Absenteeism plagues Omusati school
A small school in the Omusati Region battles to get OvaHimba and OvaZemba learners to attend classes.
08 August 2017 | Education
This is according to the acting school principal, Moses Johnson, who told Namibian Sun upon a visit last week that one of the pressing challenges they are faced with is the skyrocketing absenteeism of learners.
The school has 186 learners.
Johnson explained that the high absenteeism is due to the long distances of about 12 kilometres some learners have to travel to and from school by foot, and also the fact that some children have to remain at home to look after their family's livestock.
“The biggest challenge the school is faced with is the high absenteeism rate by learners which is a result of the cultural practices as their parents still strongly believe in culture and tradition, and also the fact that the long distances they have to travel make it more likely for them not to show up on time or at school consistently,” Johnson said.
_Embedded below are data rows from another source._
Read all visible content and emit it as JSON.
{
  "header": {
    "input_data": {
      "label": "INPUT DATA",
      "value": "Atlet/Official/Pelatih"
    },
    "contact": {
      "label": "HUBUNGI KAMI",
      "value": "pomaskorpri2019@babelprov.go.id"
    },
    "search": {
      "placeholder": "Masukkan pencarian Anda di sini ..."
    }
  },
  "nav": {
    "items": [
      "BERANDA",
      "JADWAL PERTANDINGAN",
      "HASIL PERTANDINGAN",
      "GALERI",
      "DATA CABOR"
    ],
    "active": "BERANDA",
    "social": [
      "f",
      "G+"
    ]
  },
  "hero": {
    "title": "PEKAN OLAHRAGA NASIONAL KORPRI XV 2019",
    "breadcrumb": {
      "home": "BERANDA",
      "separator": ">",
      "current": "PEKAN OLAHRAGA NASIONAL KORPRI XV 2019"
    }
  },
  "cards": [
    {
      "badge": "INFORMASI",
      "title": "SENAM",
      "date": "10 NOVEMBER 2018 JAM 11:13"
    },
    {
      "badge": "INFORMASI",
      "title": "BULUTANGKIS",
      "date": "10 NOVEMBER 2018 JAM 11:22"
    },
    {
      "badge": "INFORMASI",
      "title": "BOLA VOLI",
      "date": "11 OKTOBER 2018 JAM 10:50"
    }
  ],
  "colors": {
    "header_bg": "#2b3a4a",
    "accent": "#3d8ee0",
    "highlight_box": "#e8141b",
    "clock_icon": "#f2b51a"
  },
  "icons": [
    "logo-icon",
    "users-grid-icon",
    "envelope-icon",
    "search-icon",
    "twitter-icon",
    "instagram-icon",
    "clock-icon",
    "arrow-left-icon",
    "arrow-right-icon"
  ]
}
Johnson said if there are five learners from one home at Otjekua Primary School it is unlikely for all of them to be at school on the same day. He said two or three will remain at home looking after livestock or doing household chores, while the others will be at school.
He described it as painful to see learners deprived of the education they need to progress and excel academically.
Asked what the school has done to improve the situation, Johnson said on numerous occasions the school management attempted to call parents for a meeting to look for an amicable solution but they did not show up.
“We can only solve the issue if the parents play their part correctly because culture alone will not help the children - they also need education which is the key to success.
This is why we are always telling the children to inform their parents but they do not show,” Johnson said.
Another big challenge the school is faced with is a lack of facilities such as a library, laboratories, ablution facilities and classrooms.
The school has only one pit latrine, which is used by the teachers. The children go to the bushes when nature calls.
“As you can see this is an old-fashioned toilet for the teachers, which is not motivating at all.
As for the learners, they have to go to the nearby bushes,” Johnson said.
As for the need for more classrooms, Johnson said the school was about to add a grade 7 class next year.
Johnson also raised the issue of teacher housing.
He said all the teachers live in shacks they have erected on the school premises because there is no alternative accommodation.
Regarding water and electricity at the school, Johnson said the water they are using is from a borehole and that the school uses solar energy.